_WHAT THE TASK ASKS_. From the data below, return all lines holding the string "text".

_THE RECORDS_.
-=-=-
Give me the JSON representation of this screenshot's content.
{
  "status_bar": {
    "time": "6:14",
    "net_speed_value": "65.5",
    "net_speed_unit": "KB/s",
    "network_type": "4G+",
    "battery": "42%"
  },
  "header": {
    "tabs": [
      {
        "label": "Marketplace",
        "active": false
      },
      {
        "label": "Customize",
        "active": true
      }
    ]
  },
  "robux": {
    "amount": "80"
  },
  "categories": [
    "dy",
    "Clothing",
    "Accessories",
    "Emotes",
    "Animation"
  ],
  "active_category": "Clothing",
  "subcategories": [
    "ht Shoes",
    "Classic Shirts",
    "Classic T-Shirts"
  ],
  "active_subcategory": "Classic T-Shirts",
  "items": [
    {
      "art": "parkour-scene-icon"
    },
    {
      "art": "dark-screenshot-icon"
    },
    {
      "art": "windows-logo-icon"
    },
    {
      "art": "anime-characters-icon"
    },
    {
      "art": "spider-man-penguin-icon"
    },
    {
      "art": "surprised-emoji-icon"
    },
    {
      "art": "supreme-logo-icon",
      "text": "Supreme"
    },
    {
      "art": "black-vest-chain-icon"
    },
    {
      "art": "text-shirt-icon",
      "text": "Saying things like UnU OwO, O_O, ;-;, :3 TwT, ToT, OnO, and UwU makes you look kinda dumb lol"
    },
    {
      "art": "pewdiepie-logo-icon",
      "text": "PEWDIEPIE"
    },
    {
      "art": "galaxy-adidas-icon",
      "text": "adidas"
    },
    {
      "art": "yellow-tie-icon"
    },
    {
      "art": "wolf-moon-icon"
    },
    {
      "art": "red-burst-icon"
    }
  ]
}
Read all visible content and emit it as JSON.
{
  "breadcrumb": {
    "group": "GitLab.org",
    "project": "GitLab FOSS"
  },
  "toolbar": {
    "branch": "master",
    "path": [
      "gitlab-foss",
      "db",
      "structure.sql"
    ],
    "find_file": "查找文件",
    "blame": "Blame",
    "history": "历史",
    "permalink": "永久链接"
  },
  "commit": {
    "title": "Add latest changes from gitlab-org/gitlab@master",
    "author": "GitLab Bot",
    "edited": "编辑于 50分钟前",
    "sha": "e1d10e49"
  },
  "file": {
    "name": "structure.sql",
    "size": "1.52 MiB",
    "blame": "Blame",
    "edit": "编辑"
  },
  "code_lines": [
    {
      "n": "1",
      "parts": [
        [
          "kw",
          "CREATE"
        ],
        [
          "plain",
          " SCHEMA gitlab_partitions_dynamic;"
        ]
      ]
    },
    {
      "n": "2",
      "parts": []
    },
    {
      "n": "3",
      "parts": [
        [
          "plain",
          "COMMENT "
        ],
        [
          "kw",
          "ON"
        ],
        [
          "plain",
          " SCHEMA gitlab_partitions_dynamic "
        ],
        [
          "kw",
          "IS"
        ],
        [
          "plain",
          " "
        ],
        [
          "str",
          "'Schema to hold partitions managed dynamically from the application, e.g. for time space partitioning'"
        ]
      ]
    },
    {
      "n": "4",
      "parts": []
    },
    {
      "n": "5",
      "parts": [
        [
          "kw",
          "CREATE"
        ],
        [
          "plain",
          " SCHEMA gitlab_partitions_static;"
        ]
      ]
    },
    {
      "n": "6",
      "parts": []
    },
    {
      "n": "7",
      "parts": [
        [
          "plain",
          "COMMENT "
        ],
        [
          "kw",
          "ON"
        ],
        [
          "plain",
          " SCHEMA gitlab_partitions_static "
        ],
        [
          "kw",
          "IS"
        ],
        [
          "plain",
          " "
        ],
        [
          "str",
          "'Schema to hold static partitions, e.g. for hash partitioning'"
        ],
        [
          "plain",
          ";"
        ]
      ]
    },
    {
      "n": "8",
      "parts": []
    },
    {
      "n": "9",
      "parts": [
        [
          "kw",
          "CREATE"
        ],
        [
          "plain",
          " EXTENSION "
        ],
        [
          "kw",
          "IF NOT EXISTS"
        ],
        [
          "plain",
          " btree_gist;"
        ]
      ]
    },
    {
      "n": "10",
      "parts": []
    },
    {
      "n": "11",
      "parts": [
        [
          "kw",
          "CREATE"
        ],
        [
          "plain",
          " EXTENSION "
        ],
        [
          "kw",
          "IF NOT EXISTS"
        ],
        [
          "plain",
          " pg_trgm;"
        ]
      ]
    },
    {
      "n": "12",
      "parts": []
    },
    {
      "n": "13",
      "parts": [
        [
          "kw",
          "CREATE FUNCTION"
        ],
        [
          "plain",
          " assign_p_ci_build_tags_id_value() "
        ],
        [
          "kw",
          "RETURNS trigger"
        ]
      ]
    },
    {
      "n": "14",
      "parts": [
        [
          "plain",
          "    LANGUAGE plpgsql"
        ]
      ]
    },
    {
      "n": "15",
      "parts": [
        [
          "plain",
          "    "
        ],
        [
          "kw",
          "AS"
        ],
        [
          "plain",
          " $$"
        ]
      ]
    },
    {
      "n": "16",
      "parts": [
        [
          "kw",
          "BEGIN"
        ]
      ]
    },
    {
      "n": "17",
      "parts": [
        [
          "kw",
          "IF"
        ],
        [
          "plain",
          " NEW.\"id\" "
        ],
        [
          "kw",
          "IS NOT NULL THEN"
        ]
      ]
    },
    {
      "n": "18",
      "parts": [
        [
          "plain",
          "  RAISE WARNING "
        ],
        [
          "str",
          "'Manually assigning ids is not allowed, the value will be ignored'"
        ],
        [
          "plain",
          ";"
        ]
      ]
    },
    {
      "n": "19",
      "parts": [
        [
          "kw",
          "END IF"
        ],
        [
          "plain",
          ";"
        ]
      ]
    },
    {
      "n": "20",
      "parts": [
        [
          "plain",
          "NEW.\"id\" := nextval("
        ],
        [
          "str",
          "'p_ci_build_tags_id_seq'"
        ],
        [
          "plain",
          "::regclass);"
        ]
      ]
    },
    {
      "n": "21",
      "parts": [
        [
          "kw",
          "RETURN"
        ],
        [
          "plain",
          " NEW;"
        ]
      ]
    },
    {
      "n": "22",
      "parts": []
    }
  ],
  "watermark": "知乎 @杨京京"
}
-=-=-
_RESPONSE TO THIS EXERCISE_.
      "text": "Supreme"
      "art": "text-shirt-icon",
      "text": "Saying things like UnU OwO, O_O, ;-;, :3 TwT, ToT, OnO, and UwU makes you look kinda dumb lol"
      "text": "PEWDIEPIE"
      "text": "adidas"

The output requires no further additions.